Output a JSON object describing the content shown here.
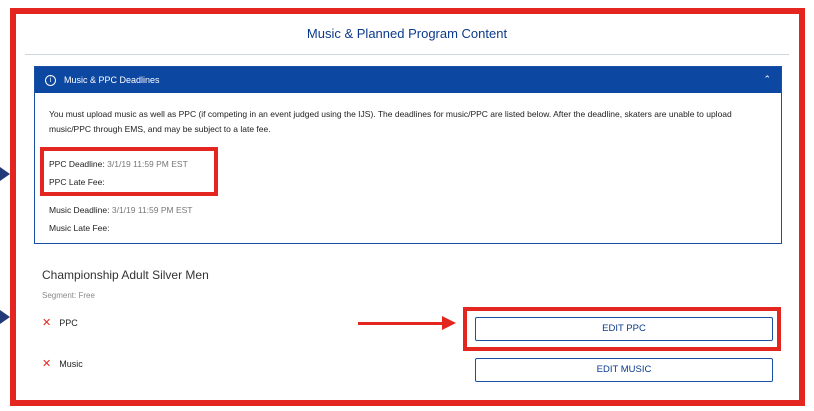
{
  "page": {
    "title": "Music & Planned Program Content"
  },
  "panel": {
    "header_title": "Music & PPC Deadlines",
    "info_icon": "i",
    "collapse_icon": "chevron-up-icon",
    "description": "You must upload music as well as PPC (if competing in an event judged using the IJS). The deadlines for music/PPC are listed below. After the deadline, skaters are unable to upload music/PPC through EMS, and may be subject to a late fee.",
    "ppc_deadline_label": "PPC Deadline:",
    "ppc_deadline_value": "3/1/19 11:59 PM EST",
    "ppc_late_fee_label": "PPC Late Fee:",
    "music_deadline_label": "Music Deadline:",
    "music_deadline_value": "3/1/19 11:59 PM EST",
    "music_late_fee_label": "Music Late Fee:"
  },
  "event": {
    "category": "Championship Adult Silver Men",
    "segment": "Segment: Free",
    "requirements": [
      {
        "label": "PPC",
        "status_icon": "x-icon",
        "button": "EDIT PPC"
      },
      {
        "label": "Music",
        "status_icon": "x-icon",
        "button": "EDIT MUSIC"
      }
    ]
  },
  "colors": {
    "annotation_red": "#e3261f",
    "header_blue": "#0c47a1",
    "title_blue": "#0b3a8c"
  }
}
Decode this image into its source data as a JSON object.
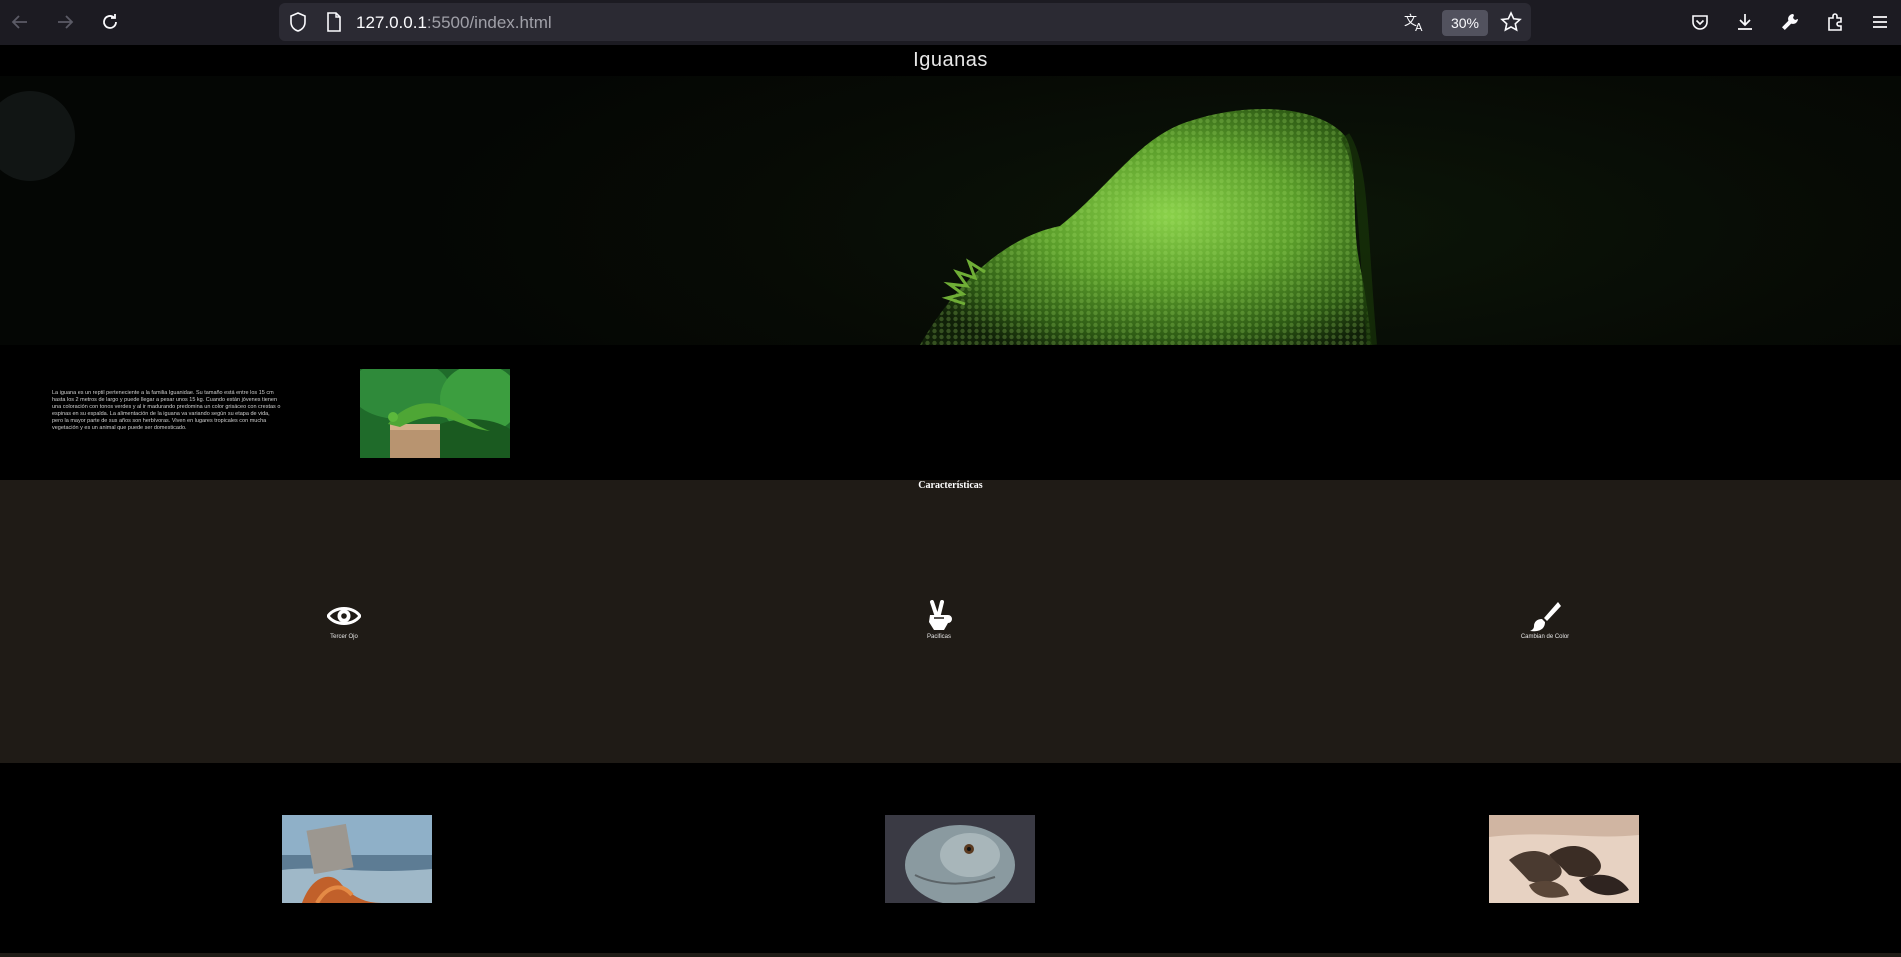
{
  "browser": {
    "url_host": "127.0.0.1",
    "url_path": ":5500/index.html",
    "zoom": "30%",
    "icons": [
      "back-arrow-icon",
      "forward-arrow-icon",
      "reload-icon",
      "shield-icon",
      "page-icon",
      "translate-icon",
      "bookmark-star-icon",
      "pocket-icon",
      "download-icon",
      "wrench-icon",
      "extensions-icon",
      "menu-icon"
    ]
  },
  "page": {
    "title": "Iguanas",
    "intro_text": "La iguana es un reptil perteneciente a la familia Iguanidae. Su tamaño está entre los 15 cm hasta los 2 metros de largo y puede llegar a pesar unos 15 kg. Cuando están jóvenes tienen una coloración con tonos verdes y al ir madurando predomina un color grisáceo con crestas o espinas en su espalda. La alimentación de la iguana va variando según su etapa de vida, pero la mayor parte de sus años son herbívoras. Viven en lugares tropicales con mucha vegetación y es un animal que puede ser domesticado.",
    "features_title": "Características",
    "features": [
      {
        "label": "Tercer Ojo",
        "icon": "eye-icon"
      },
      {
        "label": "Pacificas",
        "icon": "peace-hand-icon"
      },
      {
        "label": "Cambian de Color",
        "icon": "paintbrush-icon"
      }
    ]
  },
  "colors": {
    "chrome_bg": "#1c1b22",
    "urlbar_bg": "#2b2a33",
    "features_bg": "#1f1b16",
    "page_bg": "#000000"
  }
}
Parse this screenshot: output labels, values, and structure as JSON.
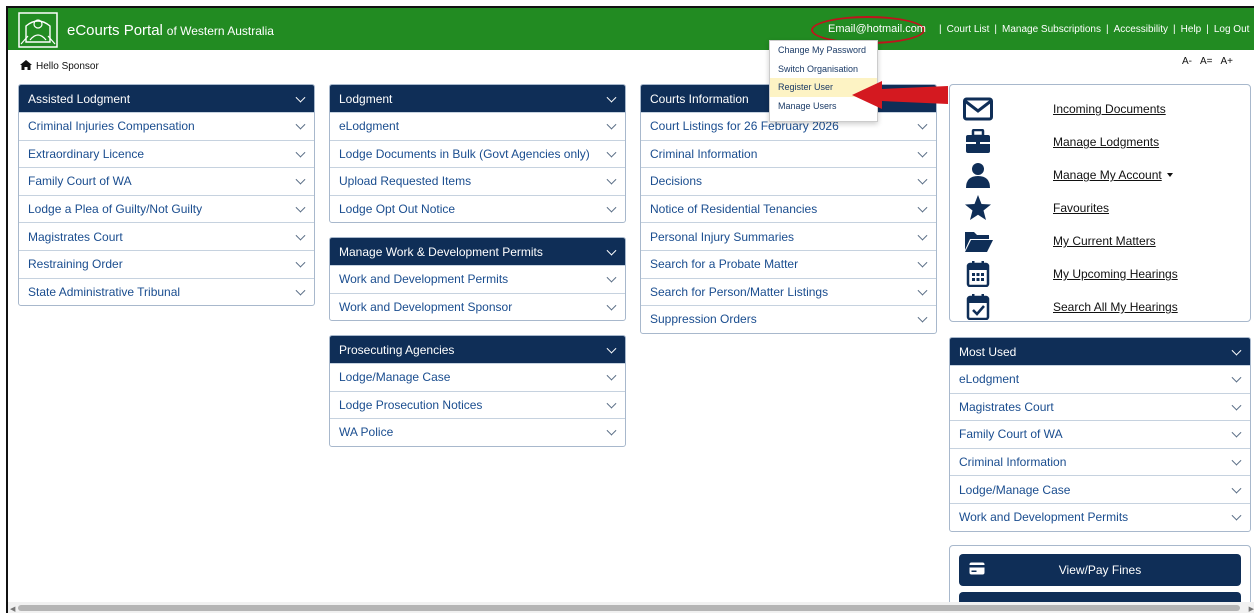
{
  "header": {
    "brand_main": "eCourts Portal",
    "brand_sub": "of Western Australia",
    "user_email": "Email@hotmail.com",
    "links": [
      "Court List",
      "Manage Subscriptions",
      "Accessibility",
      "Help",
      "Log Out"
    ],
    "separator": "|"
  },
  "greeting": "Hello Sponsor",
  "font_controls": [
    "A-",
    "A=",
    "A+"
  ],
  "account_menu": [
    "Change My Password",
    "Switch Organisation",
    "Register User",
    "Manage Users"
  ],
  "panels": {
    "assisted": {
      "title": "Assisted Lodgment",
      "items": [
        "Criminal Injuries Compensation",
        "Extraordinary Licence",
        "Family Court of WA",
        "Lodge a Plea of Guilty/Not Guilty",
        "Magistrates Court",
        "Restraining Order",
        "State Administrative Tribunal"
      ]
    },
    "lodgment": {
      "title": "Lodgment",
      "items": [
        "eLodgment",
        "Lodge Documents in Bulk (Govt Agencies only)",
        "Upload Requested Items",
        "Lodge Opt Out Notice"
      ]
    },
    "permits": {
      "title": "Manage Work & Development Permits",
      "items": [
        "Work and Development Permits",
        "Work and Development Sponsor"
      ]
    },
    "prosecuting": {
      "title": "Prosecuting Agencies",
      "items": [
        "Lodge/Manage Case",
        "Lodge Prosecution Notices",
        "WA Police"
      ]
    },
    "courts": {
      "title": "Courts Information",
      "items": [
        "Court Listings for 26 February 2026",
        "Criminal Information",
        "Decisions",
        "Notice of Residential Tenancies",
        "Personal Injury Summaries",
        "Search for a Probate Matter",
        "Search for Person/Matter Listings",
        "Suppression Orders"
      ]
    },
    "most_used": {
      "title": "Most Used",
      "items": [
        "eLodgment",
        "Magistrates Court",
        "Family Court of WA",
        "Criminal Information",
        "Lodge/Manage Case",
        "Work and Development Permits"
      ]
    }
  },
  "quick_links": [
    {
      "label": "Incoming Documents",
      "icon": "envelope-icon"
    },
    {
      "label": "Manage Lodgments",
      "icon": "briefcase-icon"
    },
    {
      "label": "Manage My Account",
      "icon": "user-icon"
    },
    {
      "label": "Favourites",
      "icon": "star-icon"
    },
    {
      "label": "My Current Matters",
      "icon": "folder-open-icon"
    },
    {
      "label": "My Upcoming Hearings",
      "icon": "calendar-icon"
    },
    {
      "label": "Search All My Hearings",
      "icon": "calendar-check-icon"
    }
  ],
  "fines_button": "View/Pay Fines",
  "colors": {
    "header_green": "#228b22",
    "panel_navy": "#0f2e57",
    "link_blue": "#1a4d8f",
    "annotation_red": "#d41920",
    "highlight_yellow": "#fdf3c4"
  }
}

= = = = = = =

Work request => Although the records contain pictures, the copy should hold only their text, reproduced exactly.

Result below =>
Output a JSON object describing the content shown here.
{
  "page": {
    "title": "Music & Planned Program Content"
  },
  "panel": {
    "header_title": "Music & PPC Deadlines",
    "info_icon": "i",
    "collapse_icon": "chevron-up-icon",
    "description": "You must upload music as well as PPC (if competing in an event judged using the IJS). The deadlines for music/PPC are listed below. After the deadline, skaters are unable to upload music/PPC through EMS, and may be subject to a late fee.",
    "ppc_deadline_label": "PPC Deadline:",
    "ppc_deadline_value": "3/1/19 11:59 PM EST",
    "ppc_late_fee_label": "PPC Late Fee:",
    "music_deadline_label": "Music Deadline:",
    "music_deadline_value": "3/1/19 11:59 PM EST",
    "music_late_fee_label": "Music Late Fee:"
  },
  "event": {
    "category": "Championship Adult Silver Men",
    "segment": "Segment: Free",
    "requirements": [
      {
        "label": "PPC",
        "status_icon": "x-icon",
        "button": "EDIT PPC"
      },
      {
        "label": "Music",
        "status_icon": "x-icon",
        "button": "EDIT MUSIC"
      }
    ]
  },
  "colors": {
    "annotation_red": "#e3261f",
    "header_blue": "#0c47a1",
    "title_blue": "#0b3a8c"
  }
}
Decode this image into its source data as a JSON object.
{
  "browser": {
    "url_host": "127.0.0.1",
    "url_path": ":5500/index.html",
    "zoom": "30%",
    "icons": [
      "back-arrow-icon",
      "forward-arrow-icon",
      "reload-icon",
      "shield-icon",
      "page-icon",
      "translate-icon",
      "bookmark-star-icon",
      "pocket-icon",
      "download-icon",
      "wrench-icon",
      "extensions-icon",
      "menu-icon"
    ]
  },
  "page": {
    "title": "Iguanas",
    "intro_text": "La iguana es un reptil perteneciente a la familia Iguanidae. Su tamaño está entre los 15 cm hasta los 2 metros de largo y puede llegar a pesar unos 15 kg. Cuando están jóvenes tienen una coloración con tonos verdes y al ir madurando predomina un color grisáceo con crestas o espinas en su espalda. La alimentación de la iguana va variando según su etapa de vida, pero la mayor parte de sus años son herbívoras. Viven en lugares tropicales con mucha vegetación y es un animal que puede ser domesticado.",
    "features_title": "Características",
    "features": [
      {
        "label": "Tercer Ojo",
        "icon": "eye-icon"
      },
      {
        "label": "Pacificas",
        "icon": "peace-hand-icon"
      },
      {
        "label": "Cambian de Color",
        "icon": "paintbrush-icon"
      }
    ]
  },
  "colors": {
    "chrome_bg": "#1c1b22",
    "urlbar_bg": "#2b2a33",
    "features_bg": "#1f1b16",
    "page_bg": "#000000"
  }
}
Parse this screenshot: output labels, values, and structure as JSON.
{
  "header": {
    "brand_main": "eCourts Portal",
    "brand_sub": "of Western Australia",
    "user_email": "Email@hotmail.com",
    "links": [
      "Court List",
      "Manage Subscriptions",
      "Accessibility",
      "Help",
      "Log Out"
    ],
    "separator": "|"
  },
  "greeting": "Hello Sponsor",
  "font_controls": [
    "A-",
    "A=",
    "A+"
  ],
  "account_menu": [
    "Change My Password",
    "Switch Organisation",
    "Register User",
    "Manage Users"
  ],
  "panels": {
    "assisted": {
      "title": "Assisted Lodgment",
      "items": [
        "Criminal Injuries Compensation",
        "Extraordinary Licence",
        "Family Court of WA",
        "Lodge a Plea of Guilty/Not Guilty",
        "Magistrates Court",
        "Restraining Order",
        "State Administrative Tribunal"
      ]
    },
    "lodgment": {
      "title": "Lodgment",
      "items": [
        "eLodgment",
        "Lodge Documents in Bulk (Govt Agencies only)",
        "Upload Requested Items",
        "Lodge Opt Out Notice"
      ]
    },
    "permits": {
      "title": "Manage Work & Development Permits",
      "items": [
        "Work and Development Permits",
        "Work and Development Sponsor"
      ]
    },
    "prosecuting": {
      "title": "Prosecuting Agencies",
      "items": [
        "Lodge/Manage Case",
        "Lodge Prosecution Notices",
        "WA Police"
      ]
    },
    "courts": {
      "title": "Courts Information",
      "items": [
        "Court Listings for 26 February 2026",
        "Criminal Information",
        "Decisions",
        "Notice of Residential Tenancies",
        "Personal Injury Summaries",
        "Search for a Probate Matter",
        "Search for Person/Matter Listings",
        "Suppression Orders"
      ]
    },
    "most_used": {
      "title": "Most Used",
      "items": [
        "eLodgment",
        "Magistrates Court",
        "Family Court of WA",
        "Criminal Information",
        "Lodge/Manage Case",
        "Work and Development Permits"
      ]
    }
  },
  "quick_links": [
    {
      "label": "Incoming Documents",
      "icon": "envelope-icon"
    },
    {
      "label": "Manage Lodgments",
      "icon": "briefcase-icon"
    },
    {
      "label": "Manage My Account",
      "icon": "user-icon"
    },
    {
      "label": "Favourites",
      "icon": "star-icon"
    },
    {
      "label": "My Current Matters",
      "icon": "folder-open-icon"
    },
    {
      "label": "My Upcoming Hearings",
      "icon": "calendar-icon"
    },
    {
      "label": "Search All My Hearings",
      "icon": "calendar-check-icon"
    }
  ],
  "fines_button": "View/Pay Fines",
  "colors": {
    "header_green": "#228b22",
    "panel_navy": "#0f2e57",
    "link_blue": "#1a4d8f",
    "annotation_red": "#d41920",
    "highlight_yellow": "#fdf3c4"
  }
}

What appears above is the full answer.